BEGIN
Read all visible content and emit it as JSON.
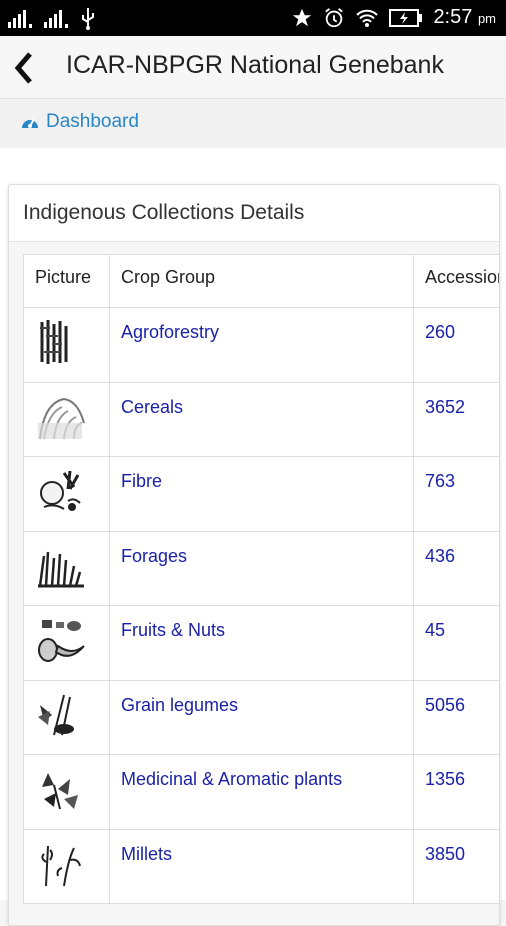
{
  "status_bar": {
    "time": "2:57",
    "ampm": "pm",
    "icons": [
      "signal-icon",
      "signal-icon",
      "usb-icon",
      "star-icon",
      "alarm-icon",
      "wifi-icon",
      "battery-icon"
    ]
  },
  "app_bar": {
    "title": "ICAR-NBPGR National Genebank",
    "back_icon": "chevron-left-icon"
  },
  "breadcrumb": {
    "icon": "dashboard-icon",
    "label": "Dashboard"
  },
  "card": {
    "title": "Indigenous Collections Details",
    "columns": [
      "Picture",
      "Crop Group",
      "Accessions"
    ],
    "rows": [
      {
        "icon": "agroforestry-icon",
        "group": "Agroforestry",
        "accessions": "260"
      },
      {
        "icon": "cereals-icon",
        "group": "Cereals",
        "accessions": "3652"
      },
      {
        "icon": "fibre-icon",
        "group": "Fibre",
        "accessions": "763"
      },
      {
        "icon": "forages-icon",
        "group": "Forages",
        "accessions": "436"
      },
      {
        "icon": "fruits-nuts-icon",
        "group": "Fruits & Nuts",
        "accessions": "45"
      },
      {
        "icon": "grain-legumes-icon",
        "group": "Grain legumes",
        "accessions": "5056"
      },
      {
        "icon": "medicinal-icon",
        "group": "Medicinal & Aromatic plants",
        "accessions": "1356"
      },
      {
        "icon": "millets-icon",
        "group": "Millets",
        "accessions": "3850"
      }
    ]
  },
  "colors": {
    "link": "#1a22a8",
    "breadcrumb": "#2a87c5",
    "status_bar_bg": "#000000"
  }
}
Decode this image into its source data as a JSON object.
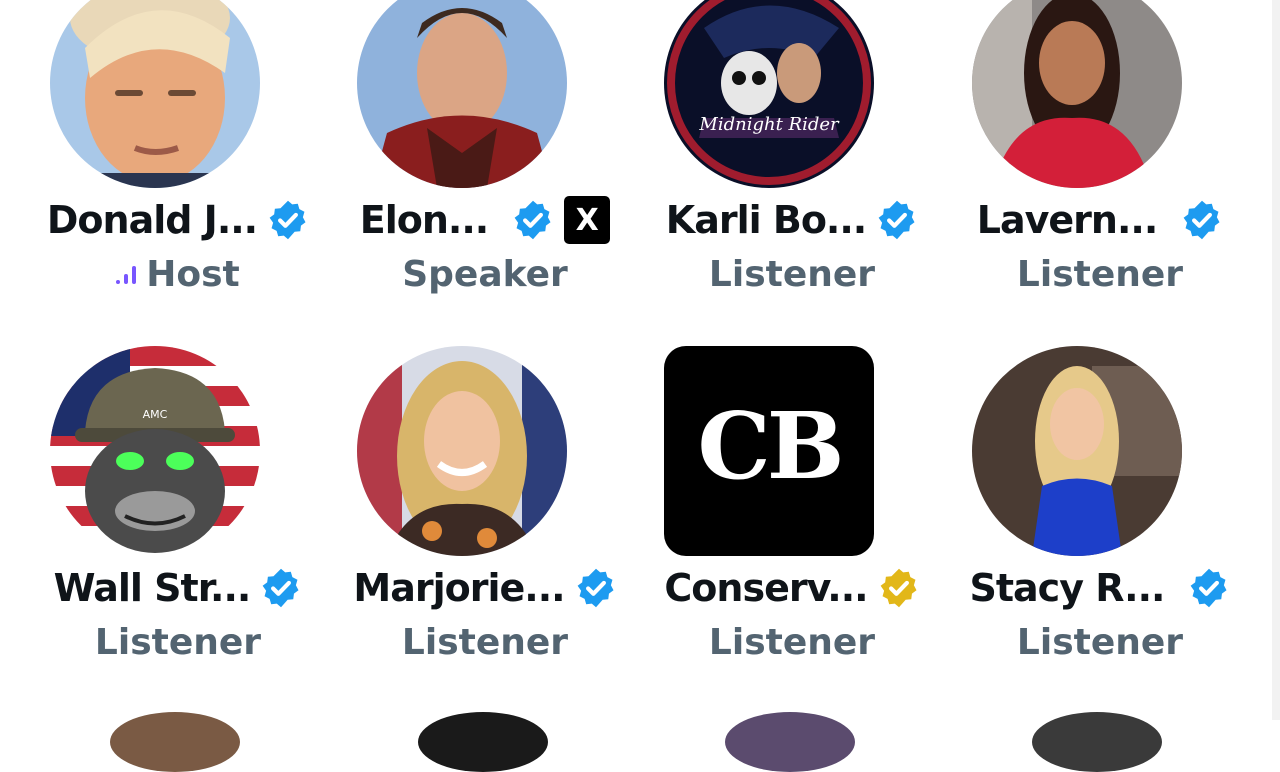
{
  "participants": [
    {
      "name": "Donald J...",
      "role": "Host",
      "badge": "blue",
      "host": true
    },
    {
      "name": "Elon...",
      "role": "Speaker",
      "badge": "blue",
      "affiliation": "X"
    },
    {
      "name": "Karli Bo...",
      "role": "Listener",
      "badge": "blue"
    },
    {
      "name": "Lavern...",
      "role": "Listener",
      "badge": "blue"
    },
    {
      "name": "Wall Str...",
      "role": "Listener",
      "badge": "blue"
    },
    {
      "name": "Marjorie...",
      "role": "Listener",
      "badge": "blue"
    },
    {
      "name": "Conserv...",
      "role": "Listener",
      "badge": "gold"
    },
    {
      "name": "Stacy R...",
      "role": "Listener",
      "badge": "blue"
    }
  ],
  "avatar_texts": {
    "karli": "Midnight Rider",
    "cb": "CB",
    "ape": "AMC"
  },
  "colors": {
    "blue_badge": "#1d9bf0",
    "gold_badge": "#e2b719",
    "host_icon": "#7856ff",
    "role_text": "#536471",
    "name_text": "#0f1419"
  }
}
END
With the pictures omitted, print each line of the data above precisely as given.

Read all visible content and emit it as JSON.
{
  "status_bar": {
    "time": "2:57",
    "ampm": "pm",
    "icons": [
      "signal-icon",
      "signal-icon",
      "usb-icon",
      "star-icon",
      "alarm-icon",
      "wifi-icon",
      "battery-icon"
    ]
  },
  "app_bar": {
    "title": "ICAR-NBPGR National Genebank",
    "back_icon": "chevron-left-icon"
  },
  "breadcrumb": {
    "icon": "dashboard-icon",
    "label": "Dashboard"
  },
  "card": {
    "title": "Indigenous Collections Details",
    "columns": [
      "Picture",
      "Crop Group",
      "Accessions"
    ],
    "rows": [
      {
        "icon": "agroforestry-icon",
        "group": "Agroforestry",
        "accessions": "260"
      },
      {
        "icon": "cereals-icon",
        "group": "Cereals",
        "accessions": "3652"
      },
      {
        "icon": "fibre-icon",
        "group": "Fibre",
        "accessions": "763"
      },
      {
        "icon": "forages-icon",
        "group": "Forages",
        "accessions": "436"
      },
      {
        "icon": "fruits-nuts-icon",
        "group": "Fruits & Nuts",
        "accessions": "45"
      },
      {
        "icon": "grain-legumes-icon",
        "group": "Grain legumes",
        "accessions": "5056"
      },
      {
        "icon": "medicinal-icon",
        "group": "Medicinal & Aromatic plants",
        "accessions": "1356"
      },
      {
        "icon": "millets-icon",
        "group": "Millets",
        "accessions": "3850"
      }
    ]
  },
  "colors": {
    "link": "#1a22a8",
    "breadcrumb": "#2a87c5",
    "status_bar_bg": "#000000"
  }
}
Decode this image into its source data as a JSON object.
{
  "participants": [
    {
      "name": "Donald J...",
      "role": "Host",
      "badge": "blue",
      "host": true
    },
    {
      "name": "Elon...",
      "role": "Speaker",
      "badge": "blue",
      "affiliation": "X"
    },
    {
      "name": "Karli Bo...",
      "role": "Listener",
      "badge": "blue"
    },
    {
      "name": "Lavern...",
      "role": "Listener",
      "badge": "blue"
    },
    {
      "name": "Wall Str...",
      "role": "Listener",
      "badge": "blue"
    },
    {
      "name": "Marjorie...",
      "role": "Listener",
      "badge": "blue"
    },
    {
      "name": "Conserv...",
      "role": "Listener",
      "badge": "gold"
    },
    {
      "name": "Stacy R...",
      "role": "Listener",
      "badge": "blue"
    }
  ],
  "avatar_texts": {
    "karli": "Midnight Rider",
    "cb": "CB",
    "ape": "AMC"
  },
  "colors": {
    "blue_badge": "#1d9bf0",
    "gold_badge": "#e2b719",
    "host_icon": "#7856ff",
    "role_text": "#536471",
    "name_text": "#0f1419"
  }
}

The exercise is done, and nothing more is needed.